How High Will Electricity Rates Go?
I wrote recently about the surprise electricity customers in the Central Valley got when they opened their electricity bills. The bills reflected the summer A/C period so they were high, but unfortunately smart meters had been installed about the same time and there was some good publicity sought by utility and politicians over the smart meters bringing the promise of a more efficient energy future.
Killing the Utility Messenger Won’t Solve the Problem
That protest of rates was BEFORE this latest rate increase kicked in for PG&E and a similar one for Southern California Edison (SCE). Temperatures outside have cooled down, but inside ratepayer are slowly steaming. Their immediate focus is the utilities that are sending them the bills. But PG&E, SCE and Sempra are regulated and they charge the rates that the CPUC tells them to charge—no more and no less.
PG&E’s 2010 rate structure looks like this:
|2009 Rates ¢/kwh||2010 Rates¢/kwh|
|Tier 1 Baseline||11.5||11.9|
|Tier 2 up to 130%||13.1||13.5|
|Tier 3 up to 200%||26.1||27.6|
|Tier 4 up to 300%||38.1||40.6|
|Tier 5 over 300%||44.3||47.4|
California has a tiered rate structure of inclining blocks meaning the more energy you use the higher the rate. With the rate increase approved by the CPUC average rates will go up 3%. But average is the politicians’ way of spinning the news about rates. For Tier 1 baseline customers this means their rates will rise from 11.5 cents per kilowatt hour to 11.9 cents—high by national averages but a good deal in California.
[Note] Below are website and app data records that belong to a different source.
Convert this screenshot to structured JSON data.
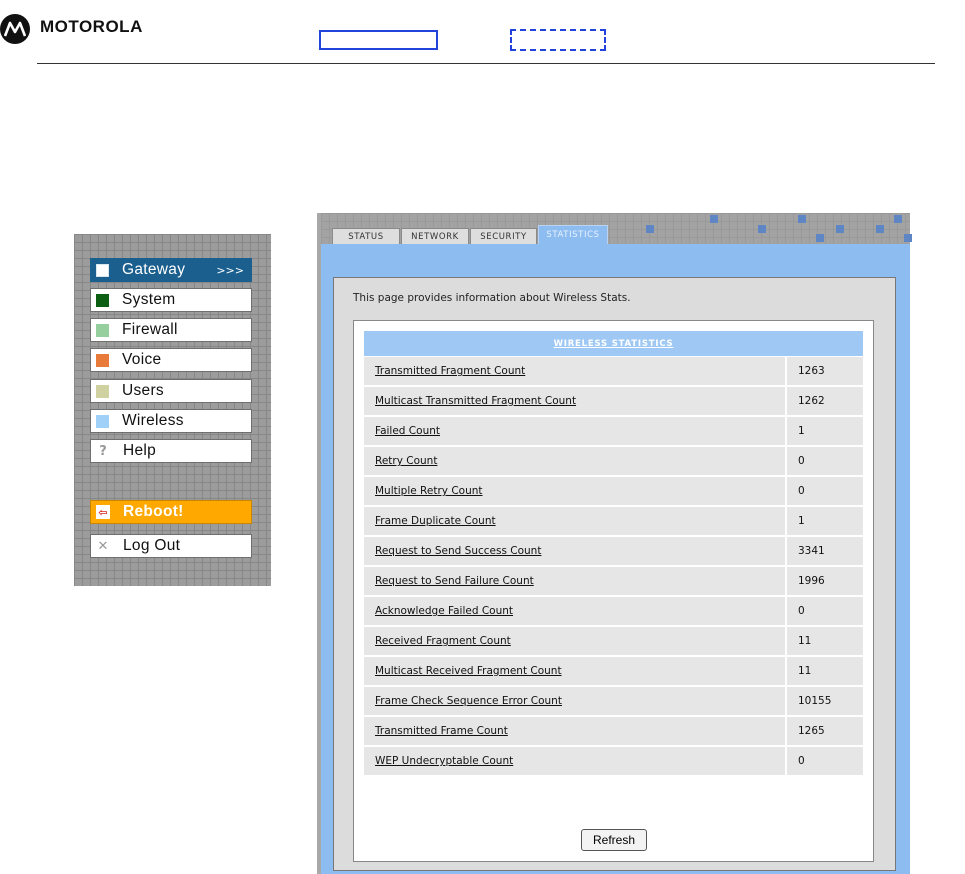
{
  "header": {
    "brand": "MOTOROLA"
  },
  "menu": {
    "items": [
      {
        "label": "Gateway",
        "arrows": ">>>",
        "color": "#ffffff"
      },
      {
        "label": "System",
        "color": "#0b5e12"
      },
      {
        "label": "Firewall",
        "color": "#96cf9e"
      },
      {
        "label": "Voice",
        "color": "#e87a3a"
      },
      {
        "label": "Users",
        "color": "#cfd1a0"
      },
      {
        "label": "Wireless",
        "color": "#9fd0f8"
      },
      {
        "label": "Help",
        "icon": "?"
      }
    ],
    "reboot": {
      "label": "Reboot!",
      "icon": "⇦"
    },
    "logout": {
      "label": "Log Out",
      "icon": "✕"
    }
  },
  "tabs": [
    {
      "label": "STATUS"
    },
    {
      "label": "NETWORK"
    },
    {
      "label": "SECURITY"
    },
    {
      "label": "STATISTICS",
      "active": true
    }
  ],
  "content": {
    "intro": "This page provides information about Wireless Stats.",
    "table_title": "WIRELESS STATISTICS",
    "rows": [
      {
        "name": "Transmitted Fragment Count",
        "value": "1263"
      },
      {
        "name": "Multicast Transmitted Fragment Count",
        "value": "1262"
      },
      {
        "name": "Failed Count",
        "value": "1"
      },
      {
        "name": "Retry Count",
        "value": "0"
      },
      {
        "name": "Multiple Retry Count",
        "value": "0"
      },
      {
        "name": "Frame Duplicate Count",
        "value": "1"
      },
      {
        "name": "Request to Send Success Count",
        "value": "3341"
      },
      {
        "name": "Request to Send Failure Count",
        "value": "1996"
      },
      {
        "name": "Acknowledge Failed Count",
        "value": "0"
      },
      {
        "name": "Received Fragment Count",
        "value": "11"
      },
      {
        "name": "Multicast Received Fragment Count",
        "value": "11"
      },
      {
        "name": "Frame Check Sequence Error Count",
        "value": "10155"
      },
      {
        "name": "Transmitted Frame Count",
        "value": "1265"
      },
      {
        "name": "WEP Undecryptable Count",
        "value": "0"
      }
    ],
    "refresh_label": "Refresh"
  }
}
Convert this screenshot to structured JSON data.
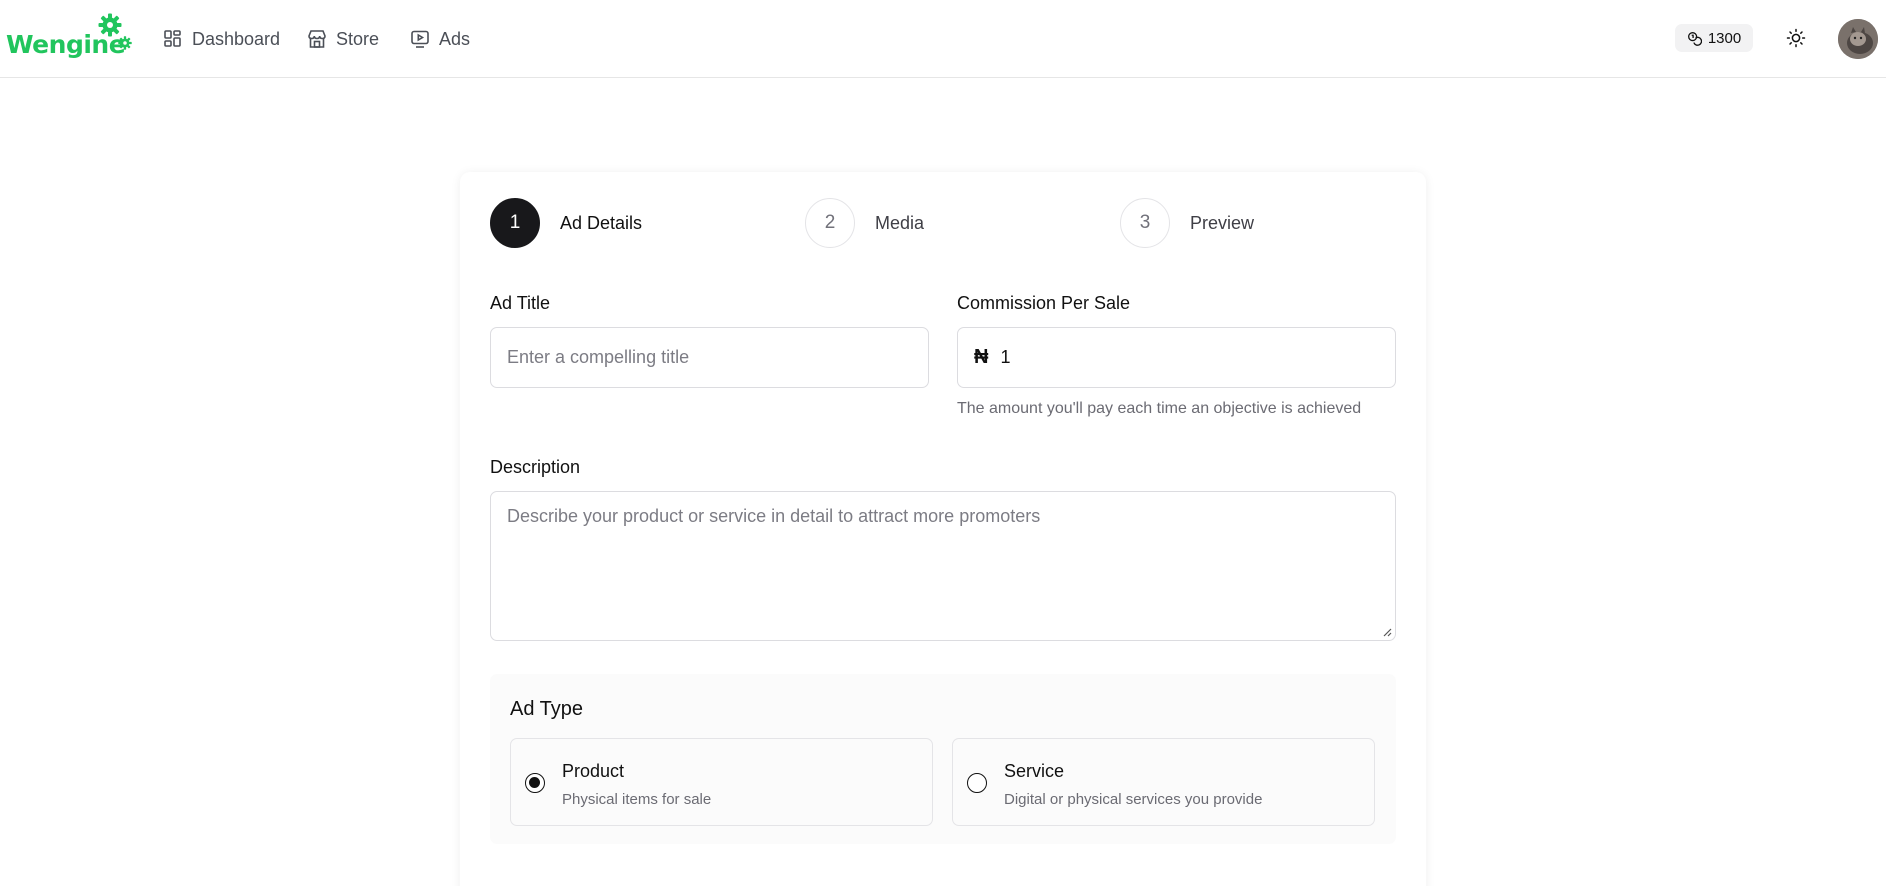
{
  "nav": {
    "logo_text": "Wengine",
    "links": [
      {
        "label": "Dashboard",
        "icon": "grid-icon"
      },
      {
        "label": "Store",
        "icon": "store-icon"
      },
      {
        "label": "Ads",
        "icon": "ads-icon"
      }
    ],
    "credits": "1300",
    "brand_color": "#21c55d"
  },
  "stepper": {
    "steps": [
      {
        "number": "1",
        "label": "Ad Details",
        "active": true
      },
      {
        "number": "2",
        "label": "Media",
        "active": false
      },
      {
        "number": "3",
        "label": "Preview",
        "active": false
      }
    ]
  },
  "form": {
    "ad_title": {
      "label": "Ad Title",
      "placeholder": "Enter a compelling title",
      "value": ""
    },
    "commission": {
      "label": "Commission Per Sale",
      "currency": "₦",
      "value": "1",
      "hint": "The amount you'll pay each time an objective is achieved"
    },
    "description": {
      "label": "Description",
      "placeholder": "Describe your product or service in detail to attract more promoters",
      "value": ""
    },
    "ad_type": {
      "title": "Ad Type",
      "selected": "Product",
      "options": [
        {
          "title": "Product",
          "description": "Physical items for sale"
        },
        {
          "title": "Service",
          "description": "Digital or physical services you provide"
        }
      ]
    }
  }
}
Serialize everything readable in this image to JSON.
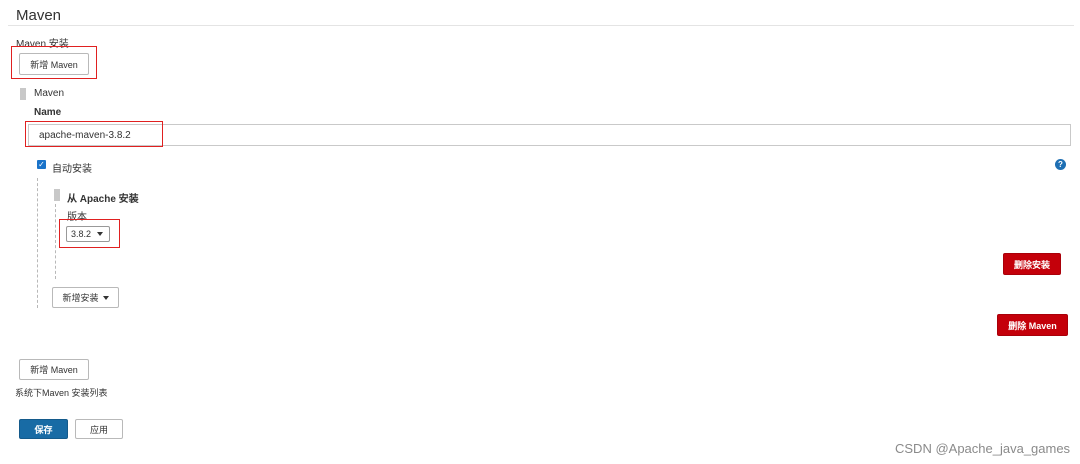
{
  "section": {
    "title": "Maven"
  },
  "installations": {
    "label": "Maven 安装",
    "add_button": "新增 Maven",
    "list_label": "系统下Maven 安装列表"
  },
  "maven_item": {
    "title": "Maven",
    "name_label": "Name",
    "name_value": "apache-maven-3.8.2",
    "auto_install_label": "自动安装",
    "auto_install_checked": true,
    "help_glyph": "?",
    "delete_button": "删除 Maven"
  },
  "installer": {
    "title": "从 Apache 安装",
    "version_label": "版本",
    "version_value": "3.8.2",
    "delete_button": "删除安装",
    "add_installer_button": "新增安装"
  },
  "actions": {
    "save": "保存",
    "apply": "应用"
  },
  "watermark": "CSDN @Apache_java_games",
  "colors": {
    "danger": "#c4000a",
    "primary": "#186ba5",
    "highlight": "#e02020",
    "checkbox": "#1a73c9"
  },
  "icons": [
    "drag-handle-icon",
    "checkbox-checked-icon",
    "help-icon",
    "dropdown-caret-icon"
  ]
}
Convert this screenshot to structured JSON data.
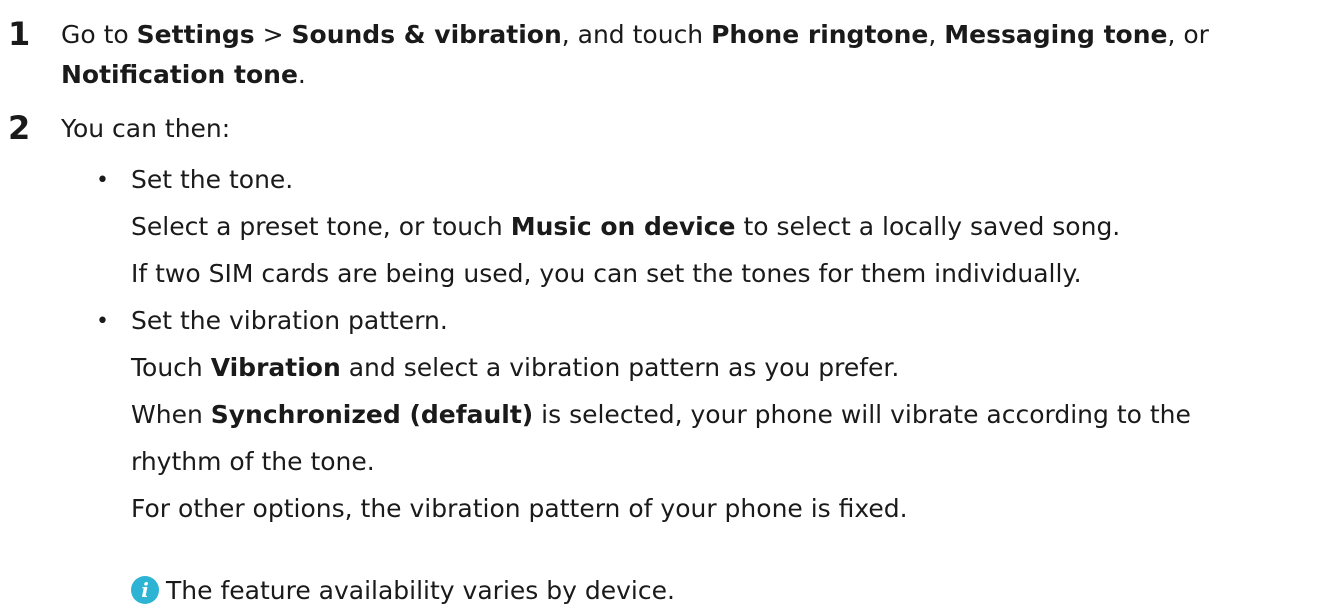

But for the Tier 5 customers rates go up from 44.3 cents per kilowatt hour to 47.4 cent. OUCH! This may be good energy efficiency inducing behavior and it certainly has worked, but it only portends the rate increases to come when the full costs of renewable energy and smart meters and other demand side programs are factored into rates over the next few years.
Calculating the impact on your electricity bill from a CPUC rate change is a little like doing your Federal Income Tax with its own Alternative Minimum Tax equivalent in the tiered rate structure for tiers 3, 4 or 5. You need a lot of time and a good calculator. If you want to see for yourself go to the link below for a detailed explanation that is guaranteed to put you to sleep before you get to the answer.
“Nothing concentrates the mind so well as the near term prospect of a hanging,” said Mark Twain.
The next wave of California Mavericks will not be surfers but waves of ratepayers heading to Sacramento looking for someone to hang over the looming cost of living into the political correctness that is driving energy policy in the Golden State. It sounds great! It makes great headlines! We love to be green and clean and at the cutting edge of technology. But being at the bleeding edge of policy as well as technology often costs more—much more. But add these looming rate increases to an economy with 10% unemployment, huge budget deficits, and surly voters and you have a volatile cocktail at the next election for any incumbent.
This wave of rate increases will be like the Mavericks surfing contest which brings out dare devils to ride the waves. But in this case it will take deeper pockets and a better economy to be able to afford our energy future.
“How do you turn the world’s 6th largest economy into the 15th largest?” as the old Sacramento joke goes. ” You make it subject to California regulation.”
Or in an economy deeply under water, Californians might decide move to Texas or Iowa where taxes are low, baseload generation moderates rates, wind energy is plentiful and the rates are not 11.9 cents per kilowatt hour let alone 47.4 cents. As an added bonus—in Texas there is no income tax!